Use of multiple criteria decision analysis for the development of adaptive fishery management strategies : the case of the Danube Delta Biosphere Reserve

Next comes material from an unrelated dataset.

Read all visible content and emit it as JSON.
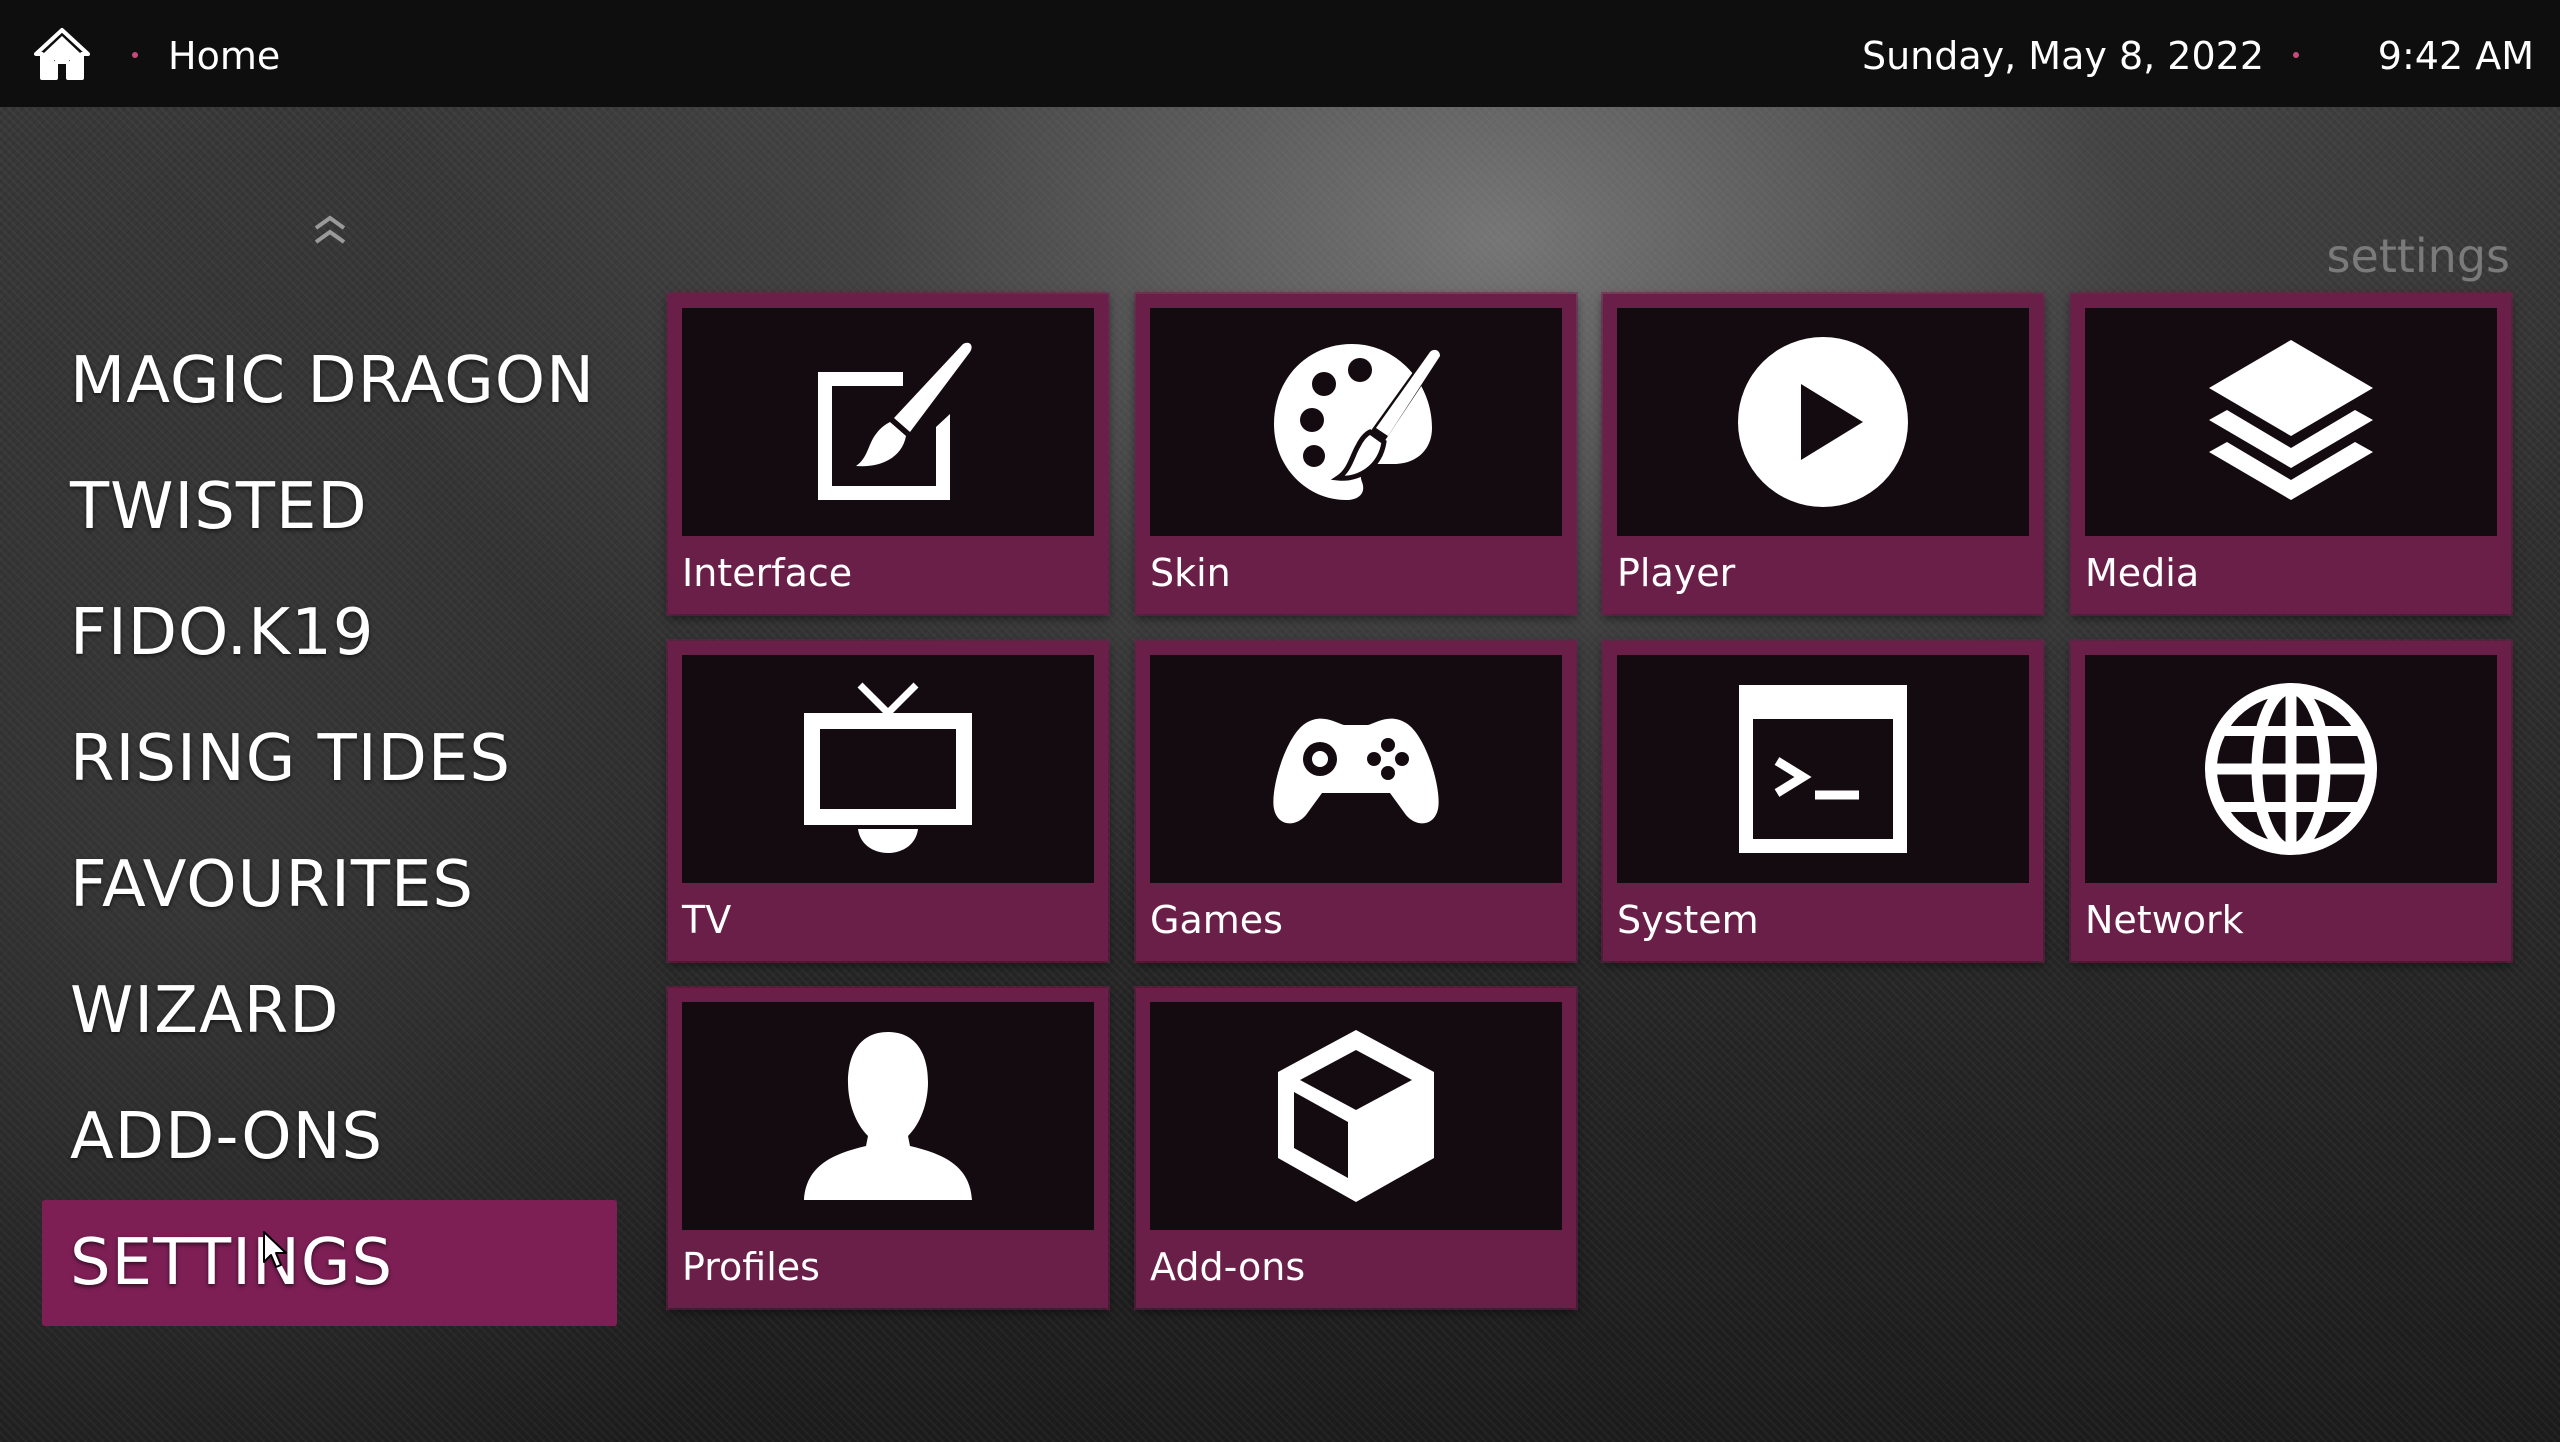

Fishery managers face two problems that are endemic to all renewable resource management: how much of the resource should be extracted, and how should resource users be managed to ensure efficiency and fairness. The predominant fishery management approach addresses these problems through fish stock assessment and resource economics. However, my review of the literature and analysis of the situation in the Danube Delta Biosphere Reserve show that both methodologies face serious difficulties: they deal inadequately with uncertainties about the causes of observed behaviour and the likely effects of different policies; they are too focused on readily measurable objectives; and they do not address the effects of the institutional context on management. In Chapter 3, I examine previous applications of Multiple Criteria Decision Analysis (MCDA) with a view to see if they can be applied to fishery management. My analysis shows that until now MCDA has been used to address only the first two sets of fishery management problems: systematically incorporating uncertainty and multiple objectives into policy development. I also argue that existing proposals for the use of Decision Analysis can be classified as variations of one version of MCDA, namely Multiple Stakeholder Decision Analysis (MSDA). The main problems that remain to be resolved relate to the interaction between experts, stakeholders, and managers when there are conflicting interpretations of evidence, and situations of high institutional inertia. In Chapter 4, I examine these problems within the context of ecological management experience and New Institutional Economics. I argue that for complex problems, such as those in the Danube Delta, management that aims to attain narrowly defined optimal fishing yields through command and control measures is unfeasable and undesirable. A more promising approach would seek to strengthen resilience, promote organisational variety, and increase the leverage of stakeholders over those who provide services for them. When one seeks to achieve such a transformation of management, I argue that the intervention needs to take into account the specific institutional circumstances of the client. In Chapter 5, I show how management procedures, problem perception, and strategy development are influenced by organisational structure and the hierarchical position of managers. That is why decision analysis interventions must address both technical as well as institutional needs of clients. In Chapter 6, I discuss Decision Conferencing, an alternative MCDA approach, and argue that it is more suitable for dealing with management problems such as those of the Danube Delta Biosphere Reserve. Decision Conferences can provide a structure for expert, manager, and stakeholder interaction and can lead to the transformation of social realities. In Chapters 7 and 8, I review the context and concrete environmental and institutional problems that led to the first Decision Conference on an environmental management problem. I report the processes of the Decision Conference, the agreements reached, and anlyse both the short and medium term effects of the intervention. On the basis of that evidence I make claims about the general utility of the approach. The thesis concludes with proposals to improve Decision Conferencing through a framework that provides guidance for context specific process management and helps to ensure that a requisite variety of viewpoints are incorporated into management strategy development.